The most titles
Michael Schumacher won the driver's title a record seven times. After winning two titles with Benetton, Schumacher moved to Ferrari where he dominated the circuit beginning in 2000, winning five consecutive drivers' championships. He retired retired in 2007 but made a comeback with Mercedes three years later. At the end of the 2012 season he retired for good.
The biggest celebrity
Lewis Hamilton is not just the most successful driver of recent years, but he is also by far the sport's biggest celebrity beyond the track, and is often seen at fashion shows or movie premieres. With five drivers' titles to his name, it may only be a matter of time before he catches up to or overtakes Michael Schumacher's record seven world championships.
Bernie Ecclestone is the man who made Formula One what it is today. A former motor racing driver himself, in the early 1970s he started marketing the circuit to television, turning it into a business worth billions. The diminutive Briton ruled with an iron fist, sometimes drawing the ire of the teams. In 2017 he sold F1 to US mass-media corporation Liberty Media.
The raw numbers

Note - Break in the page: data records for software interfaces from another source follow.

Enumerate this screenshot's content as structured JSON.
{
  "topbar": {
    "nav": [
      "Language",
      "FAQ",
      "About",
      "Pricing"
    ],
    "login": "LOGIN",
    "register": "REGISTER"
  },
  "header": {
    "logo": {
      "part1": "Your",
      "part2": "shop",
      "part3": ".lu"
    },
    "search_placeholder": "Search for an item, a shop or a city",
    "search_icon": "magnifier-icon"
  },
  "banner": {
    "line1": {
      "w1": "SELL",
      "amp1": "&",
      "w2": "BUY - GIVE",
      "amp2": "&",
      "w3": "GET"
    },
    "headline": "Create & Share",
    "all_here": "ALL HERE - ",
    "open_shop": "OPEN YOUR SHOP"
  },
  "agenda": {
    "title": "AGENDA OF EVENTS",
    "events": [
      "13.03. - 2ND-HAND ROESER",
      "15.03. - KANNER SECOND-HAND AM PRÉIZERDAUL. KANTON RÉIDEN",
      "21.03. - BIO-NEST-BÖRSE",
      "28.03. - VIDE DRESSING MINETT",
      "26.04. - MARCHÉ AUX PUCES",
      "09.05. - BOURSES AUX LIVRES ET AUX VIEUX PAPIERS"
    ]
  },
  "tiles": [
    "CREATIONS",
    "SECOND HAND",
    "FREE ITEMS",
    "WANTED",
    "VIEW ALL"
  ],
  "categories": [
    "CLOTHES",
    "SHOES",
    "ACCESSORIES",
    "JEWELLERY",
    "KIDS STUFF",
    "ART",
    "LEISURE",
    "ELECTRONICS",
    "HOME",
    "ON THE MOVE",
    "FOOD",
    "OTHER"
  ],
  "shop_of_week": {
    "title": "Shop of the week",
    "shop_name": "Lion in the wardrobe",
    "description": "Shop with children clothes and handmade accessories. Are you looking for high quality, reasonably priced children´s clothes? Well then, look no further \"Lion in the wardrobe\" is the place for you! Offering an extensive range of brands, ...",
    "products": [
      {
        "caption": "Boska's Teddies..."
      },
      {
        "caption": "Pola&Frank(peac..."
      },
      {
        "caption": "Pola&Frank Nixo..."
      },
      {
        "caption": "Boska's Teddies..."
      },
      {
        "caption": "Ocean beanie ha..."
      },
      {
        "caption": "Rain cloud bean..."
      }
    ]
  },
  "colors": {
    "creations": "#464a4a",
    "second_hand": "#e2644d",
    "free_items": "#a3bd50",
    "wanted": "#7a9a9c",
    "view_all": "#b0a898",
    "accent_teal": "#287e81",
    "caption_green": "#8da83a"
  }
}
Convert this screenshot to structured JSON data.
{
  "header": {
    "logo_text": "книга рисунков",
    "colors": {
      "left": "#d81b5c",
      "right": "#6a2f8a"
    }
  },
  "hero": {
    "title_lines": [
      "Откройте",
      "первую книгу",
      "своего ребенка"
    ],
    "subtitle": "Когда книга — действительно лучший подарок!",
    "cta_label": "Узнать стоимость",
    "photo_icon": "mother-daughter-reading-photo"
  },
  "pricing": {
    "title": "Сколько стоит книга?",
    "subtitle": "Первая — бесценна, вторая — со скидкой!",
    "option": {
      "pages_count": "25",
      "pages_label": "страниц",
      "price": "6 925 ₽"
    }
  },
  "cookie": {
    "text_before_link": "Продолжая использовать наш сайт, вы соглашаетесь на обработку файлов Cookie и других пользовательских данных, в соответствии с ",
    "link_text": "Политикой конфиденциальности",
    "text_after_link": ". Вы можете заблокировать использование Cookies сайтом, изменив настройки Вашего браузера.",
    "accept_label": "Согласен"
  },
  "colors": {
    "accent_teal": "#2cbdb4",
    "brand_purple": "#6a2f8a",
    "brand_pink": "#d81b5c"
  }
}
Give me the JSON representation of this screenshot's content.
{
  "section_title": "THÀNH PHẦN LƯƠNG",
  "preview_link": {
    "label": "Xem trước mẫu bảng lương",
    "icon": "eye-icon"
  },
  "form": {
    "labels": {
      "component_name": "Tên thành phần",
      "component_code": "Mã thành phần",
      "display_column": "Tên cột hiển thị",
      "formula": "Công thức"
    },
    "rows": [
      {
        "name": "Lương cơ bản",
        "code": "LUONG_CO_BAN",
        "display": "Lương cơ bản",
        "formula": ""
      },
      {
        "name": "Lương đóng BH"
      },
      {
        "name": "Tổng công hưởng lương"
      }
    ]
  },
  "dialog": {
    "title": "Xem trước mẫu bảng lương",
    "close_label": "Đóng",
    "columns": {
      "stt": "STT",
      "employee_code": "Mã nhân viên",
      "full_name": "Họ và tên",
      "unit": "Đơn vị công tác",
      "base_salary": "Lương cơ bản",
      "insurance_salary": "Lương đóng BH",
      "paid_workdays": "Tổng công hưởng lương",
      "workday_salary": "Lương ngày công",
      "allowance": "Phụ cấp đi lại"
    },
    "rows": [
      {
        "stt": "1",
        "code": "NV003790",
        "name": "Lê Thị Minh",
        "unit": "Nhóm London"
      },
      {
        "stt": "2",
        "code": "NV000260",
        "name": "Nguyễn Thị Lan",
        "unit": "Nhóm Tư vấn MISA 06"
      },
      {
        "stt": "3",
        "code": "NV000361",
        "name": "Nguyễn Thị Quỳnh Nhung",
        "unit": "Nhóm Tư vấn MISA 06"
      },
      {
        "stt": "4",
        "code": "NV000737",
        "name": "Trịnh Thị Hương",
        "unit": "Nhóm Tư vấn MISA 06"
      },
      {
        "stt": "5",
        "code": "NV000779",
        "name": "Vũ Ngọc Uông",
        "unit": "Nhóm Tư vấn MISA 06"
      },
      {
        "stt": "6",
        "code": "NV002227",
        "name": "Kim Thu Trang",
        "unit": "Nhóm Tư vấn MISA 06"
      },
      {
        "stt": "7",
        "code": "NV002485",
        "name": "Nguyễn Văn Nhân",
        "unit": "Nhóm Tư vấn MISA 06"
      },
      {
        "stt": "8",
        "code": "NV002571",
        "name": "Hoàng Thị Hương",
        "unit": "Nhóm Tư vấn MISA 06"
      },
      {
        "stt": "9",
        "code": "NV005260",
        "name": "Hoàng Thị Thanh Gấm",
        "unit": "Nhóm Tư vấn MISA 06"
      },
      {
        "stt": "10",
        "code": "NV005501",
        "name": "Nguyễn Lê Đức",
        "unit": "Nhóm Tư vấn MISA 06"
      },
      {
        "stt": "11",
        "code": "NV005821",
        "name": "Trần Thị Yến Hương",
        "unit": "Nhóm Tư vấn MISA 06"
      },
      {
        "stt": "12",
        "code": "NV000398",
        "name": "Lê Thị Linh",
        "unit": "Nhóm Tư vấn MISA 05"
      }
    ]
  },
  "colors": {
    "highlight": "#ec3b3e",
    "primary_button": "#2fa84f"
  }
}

Lewis Hamilton has the most career world championship points (3,061) as well as the most pole positions (84). Michael Schumacher holds the record for most wins (91), drivers' titles (7) and fastest laps (77). Rubens Barichello has competed in the most races (323), while Schumacher shares the record for most wins in a season (13) with Sebastian Vettel. Ferrari is the team with the most wins (235).
In recent seasons Lewis Hamilton and Sebastian Vettel have battled for the drivers' championship, but one young driver looks like he could soon challenge them. Charles Leclerc has joined Vettel at Ferrari for this season, and many believe that it is only a matter of time until the 21-year-old Monegasque wins a drivers' title.